Exercise directions
The entries follow. Please return all of them exactly.

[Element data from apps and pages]
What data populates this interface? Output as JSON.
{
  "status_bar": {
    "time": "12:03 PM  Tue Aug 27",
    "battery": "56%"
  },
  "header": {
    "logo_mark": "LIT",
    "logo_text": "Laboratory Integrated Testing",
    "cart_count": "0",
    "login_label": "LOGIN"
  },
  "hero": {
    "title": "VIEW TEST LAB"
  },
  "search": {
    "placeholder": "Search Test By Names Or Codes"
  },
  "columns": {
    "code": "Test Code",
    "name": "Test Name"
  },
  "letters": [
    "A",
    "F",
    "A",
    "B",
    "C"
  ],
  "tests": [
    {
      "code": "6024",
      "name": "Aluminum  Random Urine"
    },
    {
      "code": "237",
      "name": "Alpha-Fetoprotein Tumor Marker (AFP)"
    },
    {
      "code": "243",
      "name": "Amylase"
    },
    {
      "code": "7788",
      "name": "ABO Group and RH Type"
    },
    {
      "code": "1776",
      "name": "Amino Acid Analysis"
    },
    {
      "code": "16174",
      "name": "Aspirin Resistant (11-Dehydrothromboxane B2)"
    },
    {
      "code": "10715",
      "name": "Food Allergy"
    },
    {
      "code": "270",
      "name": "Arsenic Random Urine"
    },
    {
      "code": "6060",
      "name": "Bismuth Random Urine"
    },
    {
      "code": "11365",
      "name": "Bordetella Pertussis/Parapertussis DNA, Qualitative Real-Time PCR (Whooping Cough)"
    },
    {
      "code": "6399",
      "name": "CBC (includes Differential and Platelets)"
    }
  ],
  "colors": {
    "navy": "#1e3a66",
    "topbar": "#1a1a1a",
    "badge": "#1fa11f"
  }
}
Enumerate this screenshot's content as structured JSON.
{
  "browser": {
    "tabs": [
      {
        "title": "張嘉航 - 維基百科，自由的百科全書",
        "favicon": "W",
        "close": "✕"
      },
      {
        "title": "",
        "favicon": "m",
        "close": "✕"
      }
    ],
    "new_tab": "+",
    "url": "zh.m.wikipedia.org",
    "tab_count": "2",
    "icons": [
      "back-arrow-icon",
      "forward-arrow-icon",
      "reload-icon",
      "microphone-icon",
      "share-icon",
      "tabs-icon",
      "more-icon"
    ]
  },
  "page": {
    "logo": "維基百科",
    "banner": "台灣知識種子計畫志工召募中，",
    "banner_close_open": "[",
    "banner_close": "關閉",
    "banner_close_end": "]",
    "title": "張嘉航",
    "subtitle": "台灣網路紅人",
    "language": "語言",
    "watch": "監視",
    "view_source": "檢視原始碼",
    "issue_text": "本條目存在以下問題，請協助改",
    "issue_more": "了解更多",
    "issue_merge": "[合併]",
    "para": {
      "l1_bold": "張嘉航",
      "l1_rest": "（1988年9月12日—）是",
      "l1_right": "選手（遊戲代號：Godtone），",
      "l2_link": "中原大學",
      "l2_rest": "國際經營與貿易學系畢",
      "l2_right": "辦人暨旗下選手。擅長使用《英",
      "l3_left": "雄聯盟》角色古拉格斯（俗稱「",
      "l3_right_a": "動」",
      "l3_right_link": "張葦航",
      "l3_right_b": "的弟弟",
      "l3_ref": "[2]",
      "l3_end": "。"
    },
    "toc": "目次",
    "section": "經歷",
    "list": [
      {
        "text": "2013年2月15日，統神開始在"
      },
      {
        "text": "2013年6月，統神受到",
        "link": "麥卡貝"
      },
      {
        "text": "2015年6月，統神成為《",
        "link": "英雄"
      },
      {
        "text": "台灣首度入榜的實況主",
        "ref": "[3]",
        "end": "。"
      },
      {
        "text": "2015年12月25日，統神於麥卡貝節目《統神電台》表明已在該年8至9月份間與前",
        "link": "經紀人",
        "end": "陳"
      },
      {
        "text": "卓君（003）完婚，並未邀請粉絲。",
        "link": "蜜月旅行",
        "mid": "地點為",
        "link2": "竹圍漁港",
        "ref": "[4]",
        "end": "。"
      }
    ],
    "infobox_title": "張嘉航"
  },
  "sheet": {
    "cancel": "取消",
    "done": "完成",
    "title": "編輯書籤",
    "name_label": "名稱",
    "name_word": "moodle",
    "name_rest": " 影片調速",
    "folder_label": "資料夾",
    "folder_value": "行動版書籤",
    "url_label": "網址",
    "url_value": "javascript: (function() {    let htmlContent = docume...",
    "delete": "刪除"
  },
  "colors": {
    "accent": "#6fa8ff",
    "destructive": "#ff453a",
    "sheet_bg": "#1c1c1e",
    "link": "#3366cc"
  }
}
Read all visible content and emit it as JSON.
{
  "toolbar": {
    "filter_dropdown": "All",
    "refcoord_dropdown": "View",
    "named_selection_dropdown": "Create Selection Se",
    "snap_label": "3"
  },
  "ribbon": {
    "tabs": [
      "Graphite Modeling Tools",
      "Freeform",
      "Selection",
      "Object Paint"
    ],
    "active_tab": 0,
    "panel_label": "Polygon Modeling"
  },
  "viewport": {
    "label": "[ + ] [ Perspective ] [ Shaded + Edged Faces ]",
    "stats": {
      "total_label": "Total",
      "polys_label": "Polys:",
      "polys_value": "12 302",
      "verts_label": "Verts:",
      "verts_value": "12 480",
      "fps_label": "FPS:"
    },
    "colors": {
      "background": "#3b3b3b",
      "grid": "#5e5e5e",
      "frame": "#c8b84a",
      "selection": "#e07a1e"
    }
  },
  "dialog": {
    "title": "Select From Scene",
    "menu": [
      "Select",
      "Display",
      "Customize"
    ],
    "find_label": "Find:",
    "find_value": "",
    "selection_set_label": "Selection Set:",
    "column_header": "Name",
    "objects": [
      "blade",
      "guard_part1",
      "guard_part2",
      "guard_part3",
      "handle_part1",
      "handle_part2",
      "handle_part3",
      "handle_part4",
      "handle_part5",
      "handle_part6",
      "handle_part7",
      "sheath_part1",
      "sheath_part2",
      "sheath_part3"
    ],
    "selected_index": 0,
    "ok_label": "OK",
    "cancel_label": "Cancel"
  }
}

Reply
What data populates this interface? Output as JSON.
{
  "status_bar": {
    "time": "12:03 PM  Tue Aug 27",
    "battery": "56%"
  },
  "header": {
    "logo_mark": "LIT",
    "logo_text": "Laboratory Integrated Testing",
    "cart_count": "0",
    "login_label": "LOGIN"
  },
  "hero": {
    "title": "VIEW TEST LAB"
  },
  "search": {
    "placeholder": "Search Test By Names Or Codes"
  },
  "columns": {
    "code": "Test Code",
    "name": "Test Name"
  },
  "letters": [
    "A",
    "F",
    "A",
    "B",
    "C"
  ],
  "tests": [
    {
      "code": "6024",
      "name": "Aluminum  Random Urine"
    },
    {
      "code": "237",
      "name": "Alpha-Fetoprotein Tumor Marker (AFP)"
    },
    {
      "code": "243",
      "name": "Amylase"
    },
    {
      "code": "7788",
      "name": "ABO Group and RH Type"
    },
    {
      "code": "1776",
      "name": "Amino Acid Analysis"
    },
    {
      "code": "16174",
      "name": "Aspirin Resistant (11-Dehydrothromboxane B2)"
    },
    {
      "code": "10715",
      "name": "Food Allergy"
    },
    {
      "code": "270",
      "name": "Arsenic Random Urine"
    },
    {
      "code": "6060",
      "name": "Bismuth Random Urine"
    },
    {
      "code": "11365",
      "name": "Bordetella Pertussis/Parapertussis DNA, Qualitative Real-Time PCR (Whooping Cough)"
    },
    {
      "code": "6399",
      "name": "CBC (includes Differential and Platelets)"
    }
  ],
  "colors": {
    "navy": "#1e3a66",
    "topbar": "#1a1a1a",
    "badge": "#1fa11f"
  }
}
Enumerate this screenshot's content as structured JSON.
{
  "browser": {
    "tabs": [
      {
        "title": "張嘉航 - 維基百科，自由的百科全書",
        "favicon": "W",
        "close": "✕"
      },
      {
        "title": "",
        "favicon": "m",
        "close": "✕"
      }
    ],
    "new_tab": "+",
    "url": "zh.m.wikipedia.org",
    "tab_count": "2",
    "icons": [
      "back-arrow-icon",
      "forward-arrow-icon",
      "reload-icon",
      "microphone-icon",
      "share-icon",
      "tabs-icon",
      "more-icon"
    ]
  },
  "page": {
    "logo": "維基百科",
    "banner": "台灣知識種子計畫志工召募中，",
    "banner_close_open": "[",
    "banner_close": "關閉",
    "banner_close_end": "]",
    "title": "張嘉航",
    "subtitle": "台灣網路紅人",
    "language": "語言",
    "watch": "監視",
    "view_source": "檢視原始碼",
    "issue_text": "本條目存在以下問題，請協助改",
    "issue_more": "了解更多",
    "issue_merge": "[合併]",
    "para": {
      "l1_bold": "張嘉航",
      "l1_rest": "（1988年9月12日—）是",
      "l1_right": "選手（遊戲代號：Godtone），",
      "l2_link": "中原大學",
      "l2_rest": "國際經營與貿易學系畢",
      "l2_right": "辦人暨旗下選手。擅長使用《英",
      "l3_left": "雄聯盟》角色古拉格斯（俗稱「",
      "l3_right_a": "動」",
      "l3_right_link": "張葦航",
      "l3_right_b": "的弟弟",
      "l3_ref": "[2]",
      "l3_end": "。"
    },
    "toc": "目次",
    "section": "經歷",
    "list": [
      {
        "text": "2013年2月15日，統神開始在"
      },
      {
        "text": "2013年6月，統神受到",
        "link": "麥卡貝"
      },
      {
        "text": "2015年6月，統神成為《",
        "link": "英雄"
      },
      {
        "text": "台灣首度入榜的實況主",
        "ref": "[3]",
        "end": "。"
      },
      {
        "text": "2015年12月25日，統神於麥卡貝節目《統神電台》表明已在該年8至9月份間與前",
        "link": "經紀人",
        "end": "陳"
      },
      {
        "text": "卓君（003）完婚，並未邀請粉絲。",
        "link": "蜜月旅行",
        "mid": "地點為",
        "link2": "竹圍漁港",
        "ref": "[4]",
        "end": "。"
      }
    ],
    "infobox_title": "張嘉航"
  },
  "sheet": {
    "cancel": "取消",
    "done": "完成",
    "title": "編輯書籤",
    "name_label": "名稱",
    "name_word": "moodle",
    "name_rest": " 影片調速",
    "folder_label": "資料夾",
    "folder_value": "行動版書籤",
    "url_label": "網址",
    "url_value": "javascript: (function() {    let htmlContent = docume...",
    "delete": "刪除"
  },
  "colors": {
    "accent": "#6fa8ff",
    "destructive": "#ff453a",
    "sheet_bg": "#1c1c1e",
    "link": "#3366cc"
  }
}
Read all visible content and emit it as JSON.
{
  "toolbar": {
    "filter_dropdown": "All",
    "refcoord_dropdown": "View",
    "named_selection_dropdown": "Create Selection Se",
    "snap_label": "3"
  },
  "ribbon": {
    "tabs": [
      "Graphite Modeling Tools",
      "Freeform",
      "Selection",
      "Object Paint"
    ],
    "active_tab": 0,
    "panel_label": "Polygon Modeling"
  },
  "viewport": {
    "label": "[ + ] [ Perspective ] [ Shaded + Edged Faces ]",
    "stats": {
      "total_label": "Total",
      "polys_label": "Polys:",
      "polys_value": "12 302",
      "verts_label": "Verts:",
      "verts_value": "12 480",
      "fps_label": "FPS:"
    },
    "colors": {
      "background": "#3b3b3b",
      "grid": "#5e5e5e",
      "frame": "#c8b84a",
      "selection": "#e07a1e"
    }
  },
  "dialog": {
    "title": "Select From Scene",
    "menu": [
      "Select",
      "Display",
      "Customize"
    ],
    "find_label": "Find:",
    "find_value": "",
    "selection_set_label": "Selection Set:",
    "column_header": "Name",
    "objects": [
      "blade",
      "guard_part1",
      "guard_part2",
      "guard_part3",
      "handle_part1",
      "handle_part2",
      "handle_part3",
      "handle_part4",
      "handle_part5",
      "handle_part6",
      "handle_part7",
      "sheath_part1",
      "sheath_part2",
      "sheath_part3"
    ],
    "selected_index": 0,
    "ok_label": "OK",
    "cancel_label": "Cancel"
  }
}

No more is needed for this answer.